La Société Conservation Herd
The Conservation Herd is a herd of eight Guernsey steers whose job is to manage grasslands to protect and enhance their diversity. La Société was approached by VCC to graze the common for several weeks, starting from April 2nd. This initiative is a trial of a longer-termed project which aims to see more grazing animals return to the common.
Julia Henney, the Conservation Herd’s manager, said, “We were delighted to be approached by VCC and asked to graze L’Ancresse Common. It is a vitally important site for Guernsey’s biodiversity and we hope that re-introducing grazing will help preserve it for many years to come.
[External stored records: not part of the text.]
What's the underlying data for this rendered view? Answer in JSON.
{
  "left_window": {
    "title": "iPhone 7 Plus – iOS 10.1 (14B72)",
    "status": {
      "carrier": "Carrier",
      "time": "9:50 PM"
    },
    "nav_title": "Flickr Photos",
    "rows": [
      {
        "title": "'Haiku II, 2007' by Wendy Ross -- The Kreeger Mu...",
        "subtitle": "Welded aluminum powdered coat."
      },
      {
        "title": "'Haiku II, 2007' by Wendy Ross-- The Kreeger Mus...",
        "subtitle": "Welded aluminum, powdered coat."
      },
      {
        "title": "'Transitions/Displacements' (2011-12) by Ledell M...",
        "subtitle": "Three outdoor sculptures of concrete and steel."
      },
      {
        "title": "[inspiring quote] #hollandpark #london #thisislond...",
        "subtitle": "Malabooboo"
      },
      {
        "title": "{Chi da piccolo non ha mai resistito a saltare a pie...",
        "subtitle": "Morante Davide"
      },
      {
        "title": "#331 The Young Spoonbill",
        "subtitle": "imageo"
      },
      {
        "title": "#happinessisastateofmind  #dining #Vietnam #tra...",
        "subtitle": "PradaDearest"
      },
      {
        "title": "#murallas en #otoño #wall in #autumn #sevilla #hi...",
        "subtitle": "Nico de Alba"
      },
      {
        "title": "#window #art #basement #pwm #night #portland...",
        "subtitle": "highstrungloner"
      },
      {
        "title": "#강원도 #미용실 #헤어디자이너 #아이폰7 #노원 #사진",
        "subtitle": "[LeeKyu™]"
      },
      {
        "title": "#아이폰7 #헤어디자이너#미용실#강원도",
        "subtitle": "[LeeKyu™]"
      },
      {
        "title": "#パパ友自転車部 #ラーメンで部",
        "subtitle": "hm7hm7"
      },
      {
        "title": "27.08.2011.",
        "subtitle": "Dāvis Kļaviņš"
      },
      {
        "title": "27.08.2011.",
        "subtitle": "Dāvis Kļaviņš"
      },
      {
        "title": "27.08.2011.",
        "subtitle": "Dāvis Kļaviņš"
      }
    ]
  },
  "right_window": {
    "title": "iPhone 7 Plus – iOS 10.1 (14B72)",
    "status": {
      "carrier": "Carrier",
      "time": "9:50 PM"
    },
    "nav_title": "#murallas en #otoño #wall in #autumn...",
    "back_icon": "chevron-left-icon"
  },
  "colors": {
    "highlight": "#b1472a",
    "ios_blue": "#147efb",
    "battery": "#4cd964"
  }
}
We have experience grazing common land, with the introduction of Operation Skylark at Port Soif Common. The local community offered so much support and the herd were well received and accepted onto Port Soif Common and we hope to replicate this success at L’Ancresse.”
Peter Blake, President of the Vales Commons Council said “Myself and my committee wish you and the herd a great stay on the Common and hope that this will encourage more of the inhabitants to do the same.”
The Conservation Herd will be grazing within electric fencing for several weeks around The Doyle area and will be checked daily by the team which cares for them. La Société and the Vale Commons Council would welcome assistance from regular dog walkers and people who walk or exercise around L’Ancresse. ‘Watchers’ are sought to keep an eye on the cattle when they’re passing and report any problems or concerns to the Conservation Herd team.
Temporary signs are placed around the site to explain the project and give information on who to contact in the event of an emergency.
Anyone who would like more information on the Conservation Herd is welcome to contact Julia Henneyat email@example.com and visit our online map here to track where they are grazing.
This is the very real consequence of not being a responsible dog owner. I’d first like to say thank you, thank you to all the good owners out there, who understand their own animal, and respect others, but even if you think this is you, please read on….
To the culprits, I really don’t know what to say. You may think that this is just a sheep, but I’d say you’re wrong. Her name is Bercail Gallant, she was born on the 7th March lastyear at quarter to two in the afternoon and weighed just 2.9kg. You could hold her in the palm of one hand. I did, I was there. This is a living, breathing creature that gets scared like we do, that has instincts like we do, that feels pain like we do, and that deserves compassion and respect in equal measure to your pet. No animal ever deserves to go through this, and what makes it so difficult to swallow is that there is absolutely no need for it.
It would be easier to sleep at night to think this dog owner was an awful malicious person, with a menacing dog. The difficult reality is that all too often these attacks are caused by well-meaning people, who never for a second think their dog would have this in them, but they do. They all do. So, if the video (on Facebook) upsets you, please, please be responsible. Train your dog to have a solid recall, never let them out of your sight, and if you can’t control your dog, use a lead. But if something like this does happen, let the owner know, don’t ever leave the animal suffering. PLEASE.
This happened on Tuesday morning last week in the early hours, sometime before 0800, in the Beauport area. Five sheep in total had various wounds and injuries. Thanks to some outstanding veterinary work, Gallant has a shot of pulling through, it will be a long road, which she doesn’t deserve, but we will give her every chance.
Please don’t forget, these sheep are members of the Birds On The Edge team like us and like the choughs and deserve every bit as much respect as we all do.
You can see a video of Bercail Gallant on The Reserve (Jersey) Facebook page here but be warned this video is graphic and upsetting (and some of the comments are ‘colourful’!).